Focalization is the term for what Jenny offers; Jenny is the lens by which the story is transformed and told, like rose-colored glasses. Jenny focuses on what she chooses and ignores that which she doesn’t want to talk about. This focalization is why we may sympathize with Margaret over Kitty, because that is how Jenny feels. Jenny tells this story from the first-person perspective which helps the story to feel personal. It is easy to identify this POV because of her use of the word “I.” The benefit of this voice is that it allows the audience to feel like we are in the middle of the action.

Kitty is the wife of Chris and starts the novel as Jenny’s main companion. Most of what we read of her is her distaste for Margaret and her attempts to make Chris remember her. Rather than give ten quotes comparing Kitty and Margaret to show her self-obsession, Jenny gives a succinct assessment of the woman: “she could not have conceived that we could follow any course but that which was obviously to her advantage” (115). Kitty’s perspective is lost in this novel the moment she stops having Chris’ wellbeing as her foremost important goal. In anger Kitty remarks that Chris is “pretending” and this hurtful statement makes Jenny respond that “I was past speech then, who had felt his agony all the evening like a wound in my own body, and I did not care what I did to stop her” (70). Kitty’s perspective is lost when she Jenny finds herself unable to empathize with her position.

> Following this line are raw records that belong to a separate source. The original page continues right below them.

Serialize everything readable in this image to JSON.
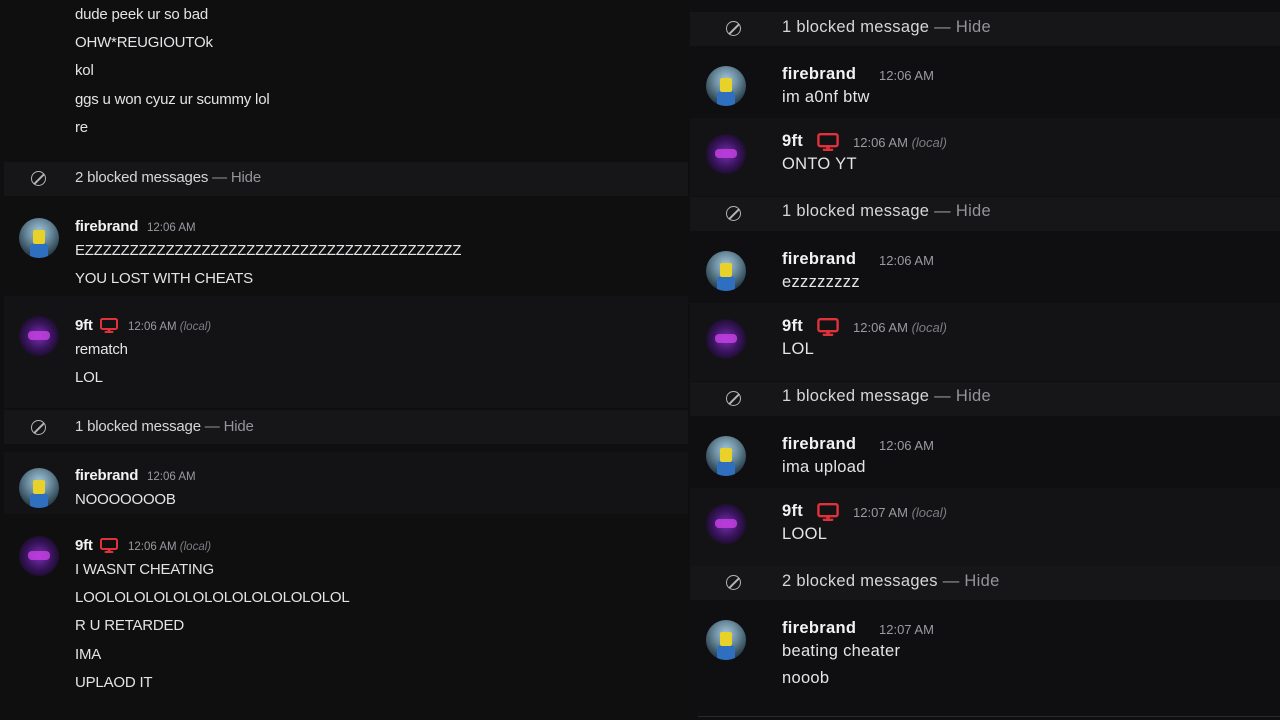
{
  "labels": {
    "hide": "Hide",
    "dash": " — ",
    "local": "(local)"
  },
  "users": {
    "firebrand": "firebrand",
    "nineft": "9ft"
  },
  "left": {
    "top_lines": [
      "dude peek ur so bad",
      "OHW*REUGIOUTOk",
      "kol",
      "ggs u won cyuz ur scummy lol",
      "re"
    ],
    "blocked_1": "2 blocked messages",
    "group_1": {
      "time": "12:06 AM",
      "lines": [
        "EZZZZZZZZZZZZZZZZZZZZZZZZZZZZZZZZZZZZZZZZZZ",
        "YOU LOST WITH CHEATS"
      ]
    },
    "group_2": {
      "time": "12:06 AM",
      "lines": [
        "rematch",
        "LOL"
      ]
    },
    "blocked_2": "1 blocked message",
    "group_3": {
      "time": "12:06 AM",
      "lines": [
        "NOOOOOOOB"
      ]
    },
    "group_4": {
      "time": "12:06 AM",
      "lines": [
        "I WASNT CHEATING",
        "LOOLOLOLOLOLOLOLOLOLOLOLOLOL",
        "R U RETARDED",
        "IMA",
        "UPLAOD IT"
      ]
    }
  },
  "right": {
    "blocked_1": "1 blocked message",
    "group_1": {
      "time": "12:06 AM",
      "lines": [
        "im a0nf btw"
      ]
    },
    "group_2": {
      "time": "12:06 AM",
      "lines": [
        "ONTO YT"
      ]
    },
    "blocked_2": "1 blocked message",
    "group_3": {
      "time": "12:06 AM",
      "lines": [
        "ezzzzzzzz"
      ]
    },
    "group_4": {
      "time": "12:06 AM",
      "lines": [
        "LOL"
      ]
    },
    "blocked_3": "1 blocked message",
    "group_5": {
      "time": "12:06 AM",
      "lines": [
        "ima upload"
      ]
    },
    "group_6": {
      "time": "12:07 AM",
      "lines": [
        "LOOL"
      ]
    },
    "blocked_4": "2 blocked messages",
    "group_7": {
      "time": "12:07 AM",
      "lines": [
        "beating cheater",
        "nooob"
      ]
    }
  },
  "colors": {
    "background": "#0f0f10",
    "blocked_row": "#161618",
    "monitor_icon": "#e0323a",
    "muted_text": "#949499"
  },
  "icons": {
    "blocked": "blocked-icon",
    "monitor": "monitor-icon"
  }
}
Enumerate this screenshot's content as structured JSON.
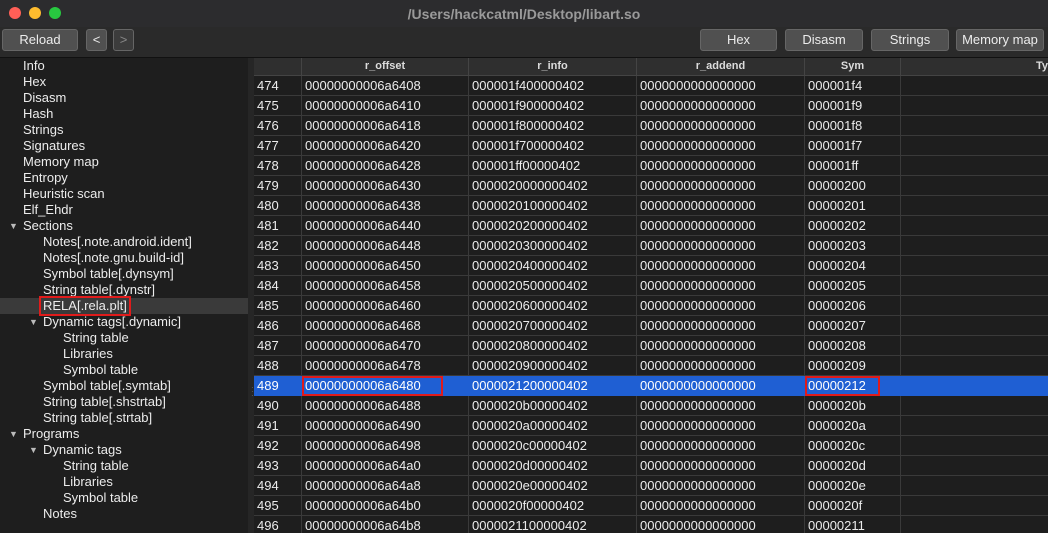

Chris, the soldier referenced in the title of the novel, is the subject of all the drama. His perspective is gained through the stories that he tells about his past to Jenny. However, we must keep in mind that these stories are still told by Jenny to us. Jenny does not focus on his perspective past her initial moment of trying to understand him. Jenny’s version of Chris, and thus the version we see, is a man who was so troubled by the war and the loss of a son that he reverted to the last time that he was truly happy. This is authenticated when the Doctor says much the same thing and Margaret’s cure of shocking him into remembering is successful.

And here we arrive at Margaret, the mysterious woman who arrives at the Baldry abode. Jenny’s initial assessment of Margaret is that she is trying to trick Kitty out of money so she thinks to herself that Margaret should “turn from our righteousness ashamed” (56). Jenny changes her tune when she sees how earnestly that Margaret cares for Chris. Jenny lovingly states that “this wonderful woman held his body as safely as she held his soul” (102). It is when Jenny

It is when Jenny successfully empathizes with and ultimately understands the character that we learn about their particular perspective. Selfish wife, traumatized soldier, and a sweet friend are revealed when Jenny gets close enough to understand their motives and emotions. It is this connection that establishes Jenny as a reliable narrator. A reliable narrator is a voice that the audience has no reason to mistrust and one we can depend on to tell us the truth. Jenny’s strength and success as narrator come from her continued attempts to understand and pursue what is right. “There is a draught” of truth that Jenny insists “we must drink or not be fully human” (115). It is this insistence on justice that truly teaches us that Jenny is trustworthy as narrator and thus the perspectives revealed by her storytelling are to be trusted.